> [EXERCISE DATA]

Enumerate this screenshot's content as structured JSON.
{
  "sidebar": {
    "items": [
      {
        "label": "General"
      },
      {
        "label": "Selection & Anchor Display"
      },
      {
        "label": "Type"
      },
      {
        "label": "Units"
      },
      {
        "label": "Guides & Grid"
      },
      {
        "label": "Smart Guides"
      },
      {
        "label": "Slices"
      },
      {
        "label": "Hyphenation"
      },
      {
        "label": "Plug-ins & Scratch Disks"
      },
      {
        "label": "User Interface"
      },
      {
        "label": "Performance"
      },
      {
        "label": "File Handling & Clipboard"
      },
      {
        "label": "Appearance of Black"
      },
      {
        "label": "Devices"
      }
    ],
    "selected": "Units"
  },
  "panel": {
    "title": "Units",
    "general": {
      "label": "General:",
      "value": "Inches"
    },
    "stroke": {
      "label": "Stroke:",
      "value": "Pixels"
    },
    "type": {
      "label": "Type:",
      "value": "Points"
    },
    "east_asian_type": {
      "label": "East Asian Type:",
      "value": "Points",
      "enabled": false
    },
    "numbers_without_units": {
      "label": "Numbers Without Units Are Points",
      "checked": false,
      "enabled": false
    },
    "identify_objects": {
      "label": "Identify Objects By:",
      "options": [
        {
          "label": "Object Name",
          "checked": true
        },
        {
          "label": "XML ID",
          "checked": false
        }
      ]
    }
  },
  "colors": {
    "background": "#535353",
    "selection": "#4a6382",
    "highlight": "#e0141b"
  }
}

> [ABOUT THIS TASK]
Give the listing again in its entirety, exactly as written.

> [WRITTEN ANSWER]
Enumerate this screenshot's content as structured JSON.
{
  "sidebar": {
    "items": [
      {
        "label": "General"
      },
      {
        "label": "Selection & Anchor Display"
      },
      {
        "label": "Type"
      },
      {
        "label": "Units"
      },
      {
        "label": "Guides & Grid"
      },
      {
        "label": "Smart Guides"
      },
      {
        "label": "Slices"
      },
      {
        "label": "Hyphenation"
      },
      {
        "label": "Plug-ins & Scratch Disks"
      },
      {
        "label": "User Interface"
      },
      {
        "label": "Performance"
      },
      {
        "label": "File Handling & Clipboard"
      },
      {
        "label": "Appearance of Black"
      },
      {
        "label": "Devices"
      }
    ],
    "selected": "Units"
  },
  "panel": {
    "title": "Units",
    "general": {
      "label": "General:",
      "value": "Inches"
    },
    "stroke": {
      "label": "Stroke:",
      "value": "Pixels"
    },
    "type": {
      "label": "Type:",
      "value": "Points"
    },
    "east_asian_type": {
      "label": "East Asian Type:",
      "value": "Points",
      "enabled": false
    },
    "numbers_without_units": {
      "label": "Numbers Without Units Are Points",
      "checked": false,
      "enabled": false
    },
    "identify_objects": {
      "label": "Identify Objects By:",
      "options": [
        {
          "label": "Object Name",
          "checked": true
        },
        {
          "label": "XML ID",
          "checked": false
        }
      ]
    }
  },
  "colors": {
    "background": "#535353",
    "selection": "#4a6382",
    "highlight": "#e0141b"
  }
}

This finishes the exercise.